## Your task
Here is a listing. Set it down again exactly.

## Data
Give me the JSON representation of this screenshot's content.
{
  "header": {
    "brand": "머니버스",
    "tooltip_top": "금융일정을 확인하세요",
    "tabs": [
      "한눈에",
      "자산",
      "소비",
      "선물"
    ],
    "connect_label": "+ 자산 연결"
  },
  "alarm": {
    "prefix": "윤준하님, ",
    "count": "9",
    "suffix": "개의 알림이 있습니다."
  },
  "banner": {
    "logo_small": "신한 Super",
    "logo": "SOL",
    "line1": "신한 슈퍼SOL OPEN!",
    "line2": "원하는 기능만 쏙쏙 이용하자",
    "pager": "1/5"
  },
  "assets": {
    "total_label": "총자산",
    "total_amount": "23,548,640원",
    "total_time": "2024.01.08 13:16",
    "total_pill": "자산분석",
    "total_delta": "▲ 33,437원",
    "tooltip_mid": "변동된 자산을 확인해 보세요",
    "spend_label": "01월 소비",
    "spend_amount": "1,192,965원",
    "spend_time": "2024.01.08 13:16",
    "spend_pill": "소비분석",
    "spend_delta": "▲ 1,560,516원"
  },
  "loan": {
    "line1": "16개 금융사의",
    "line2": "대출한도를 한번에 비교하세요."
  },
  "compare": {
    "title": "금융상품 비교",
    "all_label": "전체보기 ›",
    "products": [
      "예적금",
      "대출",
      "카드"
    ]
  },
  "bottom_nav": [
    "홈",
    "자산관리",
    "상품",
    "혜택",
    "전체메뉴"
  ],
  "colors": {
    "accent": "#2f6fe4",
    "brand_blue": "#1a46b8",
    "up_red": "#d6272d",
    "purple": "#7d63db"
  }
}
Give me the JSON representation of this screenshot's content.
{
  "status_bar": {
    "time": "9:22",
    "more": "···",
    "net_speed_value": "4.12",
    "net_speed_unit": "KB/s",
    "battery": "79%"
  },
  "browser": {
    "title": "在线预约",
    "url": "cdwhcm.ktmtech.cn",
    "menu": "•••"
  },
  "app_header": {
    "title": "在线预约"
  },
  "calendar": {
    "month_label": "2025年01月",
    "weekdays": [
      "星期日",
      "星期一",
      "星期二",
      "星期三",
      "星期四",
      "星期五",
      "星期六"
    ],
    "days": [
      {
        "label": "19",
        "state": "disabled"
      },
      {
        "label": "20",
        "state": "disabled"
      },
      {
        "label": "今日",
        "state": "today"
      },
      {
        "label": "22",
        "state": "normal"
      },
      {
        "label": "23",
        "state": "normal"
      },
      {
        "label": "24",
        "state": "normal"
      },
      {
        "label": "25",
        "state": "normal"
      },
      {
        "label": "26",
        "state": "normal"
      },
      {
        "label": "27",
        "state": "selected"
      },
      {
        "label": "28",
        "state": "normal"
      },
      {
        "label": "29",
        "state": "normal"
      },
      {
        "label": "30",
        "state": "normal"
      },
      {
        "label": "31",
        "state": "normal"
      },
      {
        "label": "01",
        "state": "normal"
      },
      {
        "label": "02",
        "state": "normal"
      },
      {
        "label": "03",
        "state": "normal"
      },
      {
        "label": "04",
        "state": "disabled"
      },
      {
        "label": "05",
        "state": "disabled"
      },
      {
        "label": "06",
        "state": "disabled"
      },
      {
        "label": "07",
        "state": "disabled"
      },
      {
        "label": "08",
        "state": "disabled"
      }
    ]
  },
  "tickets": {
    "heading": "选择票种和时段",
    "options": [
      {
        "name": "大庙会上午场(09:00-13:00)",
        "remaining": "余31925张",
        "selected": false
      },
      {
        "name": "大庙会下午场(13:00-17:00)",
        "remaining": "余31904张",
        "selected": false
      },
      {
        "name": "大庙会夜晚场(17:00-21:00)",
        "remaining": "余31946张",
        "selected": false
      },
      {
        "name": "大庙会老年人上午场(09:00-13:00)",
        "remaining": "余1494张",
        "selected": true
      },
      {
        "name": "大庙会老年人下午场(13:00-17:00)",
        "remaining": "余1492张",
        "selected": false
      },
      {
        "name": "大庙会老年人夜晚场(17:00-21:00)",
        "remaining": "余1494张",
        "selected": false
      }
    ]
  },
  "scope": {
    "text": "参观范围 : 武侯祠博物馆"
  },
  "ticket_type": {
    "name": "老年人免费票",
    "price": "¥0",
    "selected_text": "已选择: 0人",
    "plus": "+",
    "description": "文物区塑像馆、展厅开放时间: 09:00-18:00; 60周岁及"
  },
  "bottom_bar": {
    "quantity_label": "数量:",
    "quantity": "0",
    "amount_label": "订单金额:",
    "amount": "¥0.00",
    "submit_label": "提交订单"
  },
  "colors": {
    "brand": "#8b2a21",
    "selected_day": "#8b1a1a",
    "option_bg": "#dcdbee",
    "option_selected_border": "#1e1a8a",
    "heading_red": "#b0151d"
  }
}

## Exercise response
Give me the JSON representation of this screenshot's content.
{
  "header": {
    "brand": "머니버스",
    "tooltip_top": "금융일정을 확인하세요",
    "tabs": [
      "한눈에",
      "자산",
      "소비",
      "선물"
    ],
    "connect_label": "+ 자산 연결"
  },
  "alarm": {
    "prefix": "윤준하님, ",
    "count": "9",
    "suffix": "개의 알림이 있습니다."
  },
  "banner": {
    "logo_small": "신한 Super",
    "logo": "SOL",
    "line1": "신한 슈퍼SOL OPEN!",
    "line2": "원하는 기능만 쏙쏙 이용하자",
    "pager": "1/5"
  },
  "assets": {
    "total_label": "총자산",
    "total_amount": "23,548,640원",
    "total_time": "2024.01.08 13:16",
    "total_pill": "자산분석",
    "total_delta": "▲ 33,437원",
    "tooltip_mid": "변동된 자산을 확인해 보세요",
    "spend_label": "01월 소비",
    "spend_amount": "1,192,965원",
    "spend_time": "2024.01.08 13:16",
    "spend_pill": "소비분석",
    "spend_delta": "▲ 1,560,516원"
  },
  "loan": {
    "line1": "16개 금융사의",
    "line2": "대출한도를 한번에 비교하세요."
  },
  "compare": {
    "title": "금융상품 비교",
    "all_label": "전체보기 ›",
    "products": [
      "예적금",
      "대출",
      "카드"
    ]
  },
  "bottom_nav": [
    "홈",
    "자산관리",
    "상품",
    "혜택",
    "전체메뉴"
  ],
  "colors": {
    "accent": "#2f6fe4",
    "brand_blue": "#1a46b8",
    "up_red": "#d6272d",
    "purple": "#7d63db"
  }
}
Give me the JSON representation of this screenshot's content.
{
  "status_bar": {
    "time": "9:22",
    "more": "···",
    "net_speed_value": "4.12",
    "net_speed_unit": "KB/s",
    "battery": "79%"
  },
  "browser": {
    "title": "在线预约",
    "url": "cdwhcm.ktmtech.cn",
    "menu": "•••"
  },
  "app_header": {
    "title": "在线预约"
  },
  "calendar": {
    "month_label": "2025年01月",
    "weekdays": [
      "星期日",
      "星期一",
      "星期二",
      "星期三",
      "星期四",
      "星期五",
      "星期六"
    ],
    "days": [
      {
        "label": "19",
        "state": "disabled"
      },
      {
        "label": "20",
        "state": "disabled"
      },
      {
        "label": "今日",
        "state": "today"
      },
      {
        "label": "22",
        "state": "normal"
      },
      {
        "label": "23",
        "state": "normal"
      },
      {
        "label": "24",
        "state": "normal"
      },
      {
        "label": "25",
        "state": "normal"
      },
      {
        "label": "26",
        "state": "normal"
      },
      {
        "label": "27",
        "state": "selected"
      },
      {
        "label": "28",
        "state": "normal"
      },
      {
        "label": "29",
        "state": "normal"
      },
      {
        "label": "30",
        "state": "normal"
      },
      {
        "label": "31",
        "state": "normal"
      },
      {
        "label": "01",
        "state": "normal"
      },
      {
        "label": "02",
        "state": "normal"
      },
      {
        "label": "03",
        "state": "normal"
      },
      {
        "label": "04",
        "state": "disabled"
      },
      {
        "label": "05",
        "state": "disabled"
      },
      {
        "label": "06",
        "state": "disabled"
      },
      {
        "label": "07",
        "state": "disabled"
      },
      {
        "label": "08",
        "state": "disabled"
      }
    ]
  },
  "tickets": {
    "heading": "选择票种和时段",
    "options": [
      {
        "name": "大庙会上午场(09:00-13:00)",
        "remaining": "余31925张",
        "selected": false
      },
      {
        "name": "大庙会下午场(13:00-17:00)",
        "remaining": "余31904张",
        "selected": false
      },
      {
        "name": "大庙会夜晚场(17:00-21:00)",
        "remaining": "余31946张",
        "selected": false
      },
      {
        "name": "大庙会老年人上午场(09:00-13:00)",
        "remaining": "余1494张",
        "selected": true
      },
      {
        "name": "大庙会老年人下午场(13:00-17:00)",
        "remaining": "余1492张",
        "selected": false
      },
      {
        "name": "大庙会老年人夜晚场(17:00-21:00)",
        "remaining": "余1494张",
        "selected": false
      }
    ]
  },
  "scope": {
    "text": "参观范围 : 武侯祠博物馆"
  },
  "ticket_type": {
    "name": "老年人免费票",
    "price": "¥0",
    "selected_text": "已选择: 0人",
    "plus": "+",
    "description": "文物区塑像馆、展厅开放时间: 09:00-18:00; 60周岁及"
  },
  "bottom_bar": {
    "quantity_label": "数量:",
    "quantity": "0",
    "amount_label": "订单金额:",
    "amount": "¥0.00",
    "submit_label": "提交订单"
  },
  "colors": {
    "brand": "#8b2a21",
    "selected_day": "#8b1a1a",
    "option_bg": "#dcdbee",
    "option_selected_border": "#1e1a8a",
    "heading_red": "#b0151d"
  }
}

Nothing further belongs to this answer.